The Skypump is actually two clean-energy technologies merged together: GE's rapid EV charging WattStation (under 6 hours of charging time), and a vertical axis wind turbine capable of connecting directly to the grid and generating enough juice to power a modern EV (under the right weather conditions). "Combining the [two] was simply a matter of working together to create a functional merger of the two electronic systems while maintaining the compact form," wrote Droz.
The Skypump's vertical rotor blades (capturing multi-directional wind more effectively than horizontal turbines) sit atop a 42-foot tower, about the height of light and power towers already common in suburbia. This drives a four-kilowatt generator as long as wind speeds are above 7 mph, and achieves peak output at wind speeds of about 26 mph. For now, the Skypump is designed for commercial uses such as parking lots. A similar setup already powers streetlights. But the turbine can be combined with a wall-mounted home WattStation to create a residential version, zoning laws permitting. The WattStation is packaged in smart, curvy shell by industrial designer Yves Behar, if you need to impress that local zoning board. Good luck with that.
The first three pilot projects are rolling out in Barcelona, Beijing, and New York City next year. Urban Green Energy is betting that the market for EVs--forecast to account for 64% of U.S. light-vehicle sales by 2030--is going to demand easy-to-install, turn key solutions for charging infrastructure. The Skypump can be plunked down just about anywhere with the right energy profile (enough sun and energy) from parking lots to roadsides.

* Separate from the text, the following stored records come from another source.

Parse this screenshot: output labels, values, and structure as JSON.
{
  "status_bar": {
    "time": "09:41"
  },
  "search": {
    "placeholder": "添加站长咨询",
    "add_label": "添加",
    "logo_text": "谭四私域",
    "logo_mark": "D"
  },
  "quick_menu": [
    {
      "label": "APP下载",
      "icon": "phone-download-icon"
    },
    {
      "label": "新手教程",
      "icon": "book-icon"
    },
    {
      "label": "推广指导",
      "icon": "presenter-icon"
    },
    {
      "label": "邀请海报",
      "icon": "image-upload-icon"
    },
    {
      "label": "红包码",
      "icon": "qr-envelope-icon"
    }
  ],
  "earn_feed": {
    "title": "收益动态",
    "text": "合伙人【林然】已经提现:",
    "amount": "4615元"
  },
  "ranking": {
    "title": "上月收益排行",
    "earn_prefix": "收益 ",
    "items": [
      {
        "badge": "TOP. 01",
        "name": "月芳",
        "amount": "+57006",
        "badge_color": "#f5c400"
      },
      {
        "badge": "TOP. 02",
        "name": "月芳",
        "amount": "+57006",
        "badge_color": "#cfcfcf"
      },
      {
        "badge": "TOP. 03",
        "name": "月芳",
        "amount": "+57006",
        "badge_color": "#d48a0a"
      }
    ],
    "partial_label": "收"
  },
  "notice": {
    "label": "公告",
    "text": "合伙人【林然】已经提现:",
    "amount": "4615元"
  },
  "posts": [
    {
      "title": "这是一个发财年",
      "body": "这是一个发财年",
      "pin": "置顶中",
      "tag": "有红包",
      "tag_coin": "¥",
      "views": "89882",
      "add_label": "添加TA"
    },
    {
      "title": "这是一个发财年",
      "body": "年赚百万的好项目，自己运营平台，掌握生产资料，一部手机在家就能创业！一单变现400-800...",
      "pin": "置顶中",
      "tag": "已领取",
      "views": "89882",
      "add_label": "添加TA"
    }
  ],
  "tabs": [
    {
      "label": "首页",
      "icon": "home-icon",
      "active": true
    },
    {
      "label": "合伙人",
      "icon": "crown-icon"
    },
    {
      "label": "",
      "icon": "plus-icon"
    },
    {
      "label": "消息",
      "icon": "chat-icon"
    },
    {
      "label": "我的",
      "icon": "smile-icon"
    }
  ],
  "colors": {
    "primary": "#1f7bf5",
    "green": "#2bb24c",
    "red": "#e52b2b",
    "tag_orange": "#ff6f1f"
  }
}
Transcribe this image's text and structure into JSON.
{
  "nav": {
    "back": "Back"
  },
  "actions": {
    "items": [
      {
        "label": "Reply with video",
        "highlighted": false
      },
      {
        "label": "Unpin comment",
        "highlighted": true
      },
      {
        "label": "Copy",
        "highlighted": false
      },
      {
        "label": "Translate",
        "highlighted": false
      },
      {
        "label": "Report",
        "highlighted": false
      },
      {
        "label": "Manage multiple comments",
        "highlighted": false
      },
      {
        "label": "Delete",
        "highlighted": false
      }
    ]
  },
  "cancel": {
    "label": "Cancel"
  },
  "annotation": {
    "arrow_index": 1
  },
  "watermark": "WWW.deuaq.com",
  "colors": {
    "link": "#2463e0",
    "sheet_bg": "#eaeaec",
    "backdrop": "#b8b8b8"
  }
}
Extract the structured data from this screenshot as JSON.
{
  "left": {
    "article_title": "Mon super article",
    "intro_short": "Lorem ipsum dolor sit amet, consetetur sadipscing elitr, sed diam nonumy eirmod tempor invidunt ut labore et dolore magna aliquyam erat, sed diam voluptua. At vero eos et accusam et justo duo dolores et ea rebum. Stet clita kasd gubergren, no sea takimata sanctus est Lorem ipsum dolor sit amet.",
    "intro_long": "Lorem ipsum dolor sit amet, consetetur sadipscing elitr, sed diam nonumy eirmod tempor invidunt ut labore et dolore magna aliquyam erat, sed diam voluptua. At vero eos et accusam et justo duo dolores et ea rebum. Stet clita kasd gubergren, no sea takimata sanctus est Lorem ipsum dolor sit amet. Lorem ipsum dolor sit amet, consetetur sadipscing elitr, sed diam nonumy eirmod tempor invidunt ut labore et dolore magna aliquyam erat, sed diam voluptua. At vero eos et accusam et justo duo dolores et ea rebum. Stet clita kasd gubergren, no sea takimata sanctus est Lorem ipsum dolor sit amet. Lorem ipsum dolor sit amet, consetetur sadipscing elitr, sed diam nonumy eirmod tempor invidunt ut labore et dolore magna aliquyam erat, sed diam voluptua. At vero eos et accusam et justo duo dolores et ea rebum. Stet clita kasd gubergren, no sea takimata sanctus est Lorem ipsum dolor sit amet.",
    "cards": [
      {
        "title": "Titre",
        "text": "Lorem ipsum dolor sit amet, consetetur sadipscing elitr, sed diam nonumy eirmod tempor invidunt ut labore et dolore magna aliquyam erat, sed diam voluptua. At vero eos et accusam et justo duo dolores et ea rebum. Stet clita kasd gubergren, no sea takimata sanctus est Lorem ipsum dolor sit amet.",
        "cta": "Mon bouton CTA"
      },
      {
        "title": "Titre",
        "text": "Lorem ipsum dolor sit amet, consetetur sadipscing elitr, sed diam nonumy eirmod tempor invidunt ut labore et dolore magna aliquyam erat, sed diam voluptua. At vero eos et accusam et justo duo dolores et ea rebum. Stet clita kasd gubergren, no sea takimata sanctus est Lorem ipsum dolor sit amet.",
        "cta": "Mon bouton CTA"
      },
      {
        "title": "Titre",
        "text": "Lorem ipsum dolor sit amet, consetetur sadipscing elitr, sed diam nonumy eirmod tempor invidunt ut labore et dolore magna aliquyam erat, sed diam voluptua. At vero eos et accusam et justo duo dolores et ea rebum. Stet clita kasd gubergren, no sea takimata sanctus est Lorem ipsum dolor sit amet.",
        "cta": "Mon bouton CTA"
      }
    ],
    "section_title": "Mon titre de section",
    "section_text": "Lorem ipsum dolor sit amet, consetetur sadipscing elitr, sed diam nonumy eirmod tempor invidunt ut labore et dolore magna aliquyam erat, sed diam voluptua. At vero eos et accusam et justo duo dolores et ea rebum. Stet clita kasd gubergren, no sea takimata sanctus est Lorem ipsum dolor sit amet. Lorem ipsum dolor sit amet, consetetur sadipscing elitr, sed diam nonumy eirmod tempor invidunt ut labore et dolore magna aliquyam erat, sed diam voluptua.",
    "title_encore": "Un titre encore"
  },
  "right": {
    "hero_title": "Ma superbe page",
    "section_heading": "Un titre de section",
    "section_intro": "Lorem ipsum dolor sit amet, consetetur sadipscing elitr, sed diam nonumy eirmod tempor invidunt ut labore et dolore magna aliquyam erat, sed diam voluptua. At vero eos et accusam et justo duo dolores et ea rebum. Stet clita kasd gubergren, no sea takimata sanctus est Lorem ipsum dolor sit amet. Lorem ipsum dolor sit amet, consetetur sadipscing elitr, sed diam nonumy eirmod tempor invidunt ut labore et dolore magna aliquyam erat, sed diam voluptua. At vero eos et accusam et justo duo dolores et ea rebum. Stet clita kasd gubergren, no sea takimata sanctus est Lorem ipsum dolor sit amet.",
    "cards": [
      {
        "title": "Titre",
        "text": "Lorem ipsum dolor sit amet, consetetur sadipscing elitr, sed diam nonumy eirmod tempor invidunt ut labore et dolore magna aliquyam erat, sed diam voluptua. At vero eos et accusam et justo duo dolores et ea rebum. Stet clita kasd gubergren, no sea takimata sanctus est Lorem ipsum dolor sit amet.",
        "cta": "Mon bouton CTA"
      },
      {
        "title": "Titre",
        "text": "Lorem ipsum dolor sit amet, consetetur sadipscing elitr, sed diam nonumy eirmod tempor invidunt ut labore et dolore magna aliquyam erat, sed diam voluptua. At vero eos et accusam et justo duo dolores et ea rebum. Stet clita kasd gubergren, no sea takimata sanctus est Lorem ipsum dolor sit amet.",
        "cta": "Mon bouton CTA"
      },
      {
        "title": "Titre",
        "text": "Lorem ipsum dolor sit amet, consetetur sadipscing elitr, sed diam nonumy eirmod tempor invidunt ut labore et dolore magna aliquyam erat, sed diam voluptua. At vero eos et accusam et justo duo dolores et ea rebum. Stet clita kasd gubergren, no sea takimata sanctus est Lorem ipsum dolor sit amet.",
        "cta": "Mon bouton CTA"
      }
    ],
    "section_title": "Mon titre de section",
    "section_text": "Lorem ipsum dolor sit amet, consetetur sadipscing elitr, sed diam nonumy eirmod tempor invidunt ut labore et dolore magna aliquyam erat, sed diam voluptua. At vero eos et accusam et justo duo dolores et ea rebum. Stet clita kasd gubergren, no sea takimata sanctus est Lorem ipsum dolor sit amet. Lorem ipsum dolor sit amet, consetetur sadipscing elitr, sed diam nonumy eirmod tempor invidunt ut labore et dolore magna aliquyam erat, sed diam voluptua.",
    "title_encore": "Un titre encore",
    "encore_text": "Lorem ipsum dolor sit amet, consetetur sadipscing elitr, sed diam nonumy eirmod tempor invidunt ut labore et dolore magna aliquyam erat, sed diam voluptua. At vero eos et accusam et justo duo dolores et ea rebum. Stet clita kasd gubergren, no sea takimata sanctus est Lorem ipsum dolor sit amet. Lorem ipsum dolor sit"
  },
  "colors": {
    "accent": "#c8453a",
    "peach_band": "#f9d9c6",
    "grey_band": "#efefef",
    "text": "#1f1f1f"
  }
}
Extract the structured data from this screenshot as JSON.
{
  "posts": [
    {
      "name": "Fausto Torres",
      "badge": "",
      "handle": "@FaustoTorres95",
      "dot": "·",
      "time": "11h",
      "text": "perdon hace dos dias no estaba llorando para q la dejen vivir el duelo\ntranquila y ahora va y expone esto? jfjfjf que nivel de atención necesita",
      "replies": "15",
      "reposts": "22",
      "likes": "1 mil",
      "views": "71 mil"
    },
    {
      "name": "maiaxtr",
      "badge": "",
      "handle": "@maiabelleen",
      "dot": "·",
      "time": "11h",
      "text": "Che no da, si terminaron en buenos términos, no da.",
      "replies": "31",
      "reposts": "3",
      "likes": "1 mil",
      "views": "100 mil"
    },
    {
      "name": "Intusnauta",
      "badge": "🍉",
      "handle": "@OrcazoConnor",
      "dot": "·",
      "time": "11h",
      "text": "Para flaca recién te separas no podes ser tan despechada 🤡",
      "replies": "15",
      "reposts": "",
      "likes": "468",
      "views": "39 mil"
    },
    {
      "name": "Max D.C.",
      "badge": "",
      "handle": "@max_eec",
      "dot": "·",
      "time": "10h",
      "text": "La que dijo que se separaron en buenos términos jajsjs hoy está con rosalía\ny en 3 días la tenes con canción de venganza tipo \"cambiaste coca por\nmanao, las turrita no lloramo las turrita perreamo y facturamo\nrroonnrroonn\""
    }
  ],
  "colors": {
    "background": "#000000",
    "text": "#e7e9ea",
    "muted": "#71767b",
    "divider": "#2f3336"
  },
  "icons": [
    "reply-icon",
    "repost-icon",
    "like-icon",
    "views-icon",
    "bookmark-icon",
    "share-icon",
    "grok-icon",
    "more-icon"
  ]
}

If you want to try this at home, maps of wind energy potential are available from public sources such as the U.S. Department of Energy and NASA, as well as organizations such as Windustry (UGE recommends pairing this with on-site tools that log wind and weather data).
But at a suggested retail price of $29,995, you may need to have a fierce neighborly rivalry to try this at home. Commercial applications seem far more plausible, since a company could put multiple Skypumps up at a corporate campus.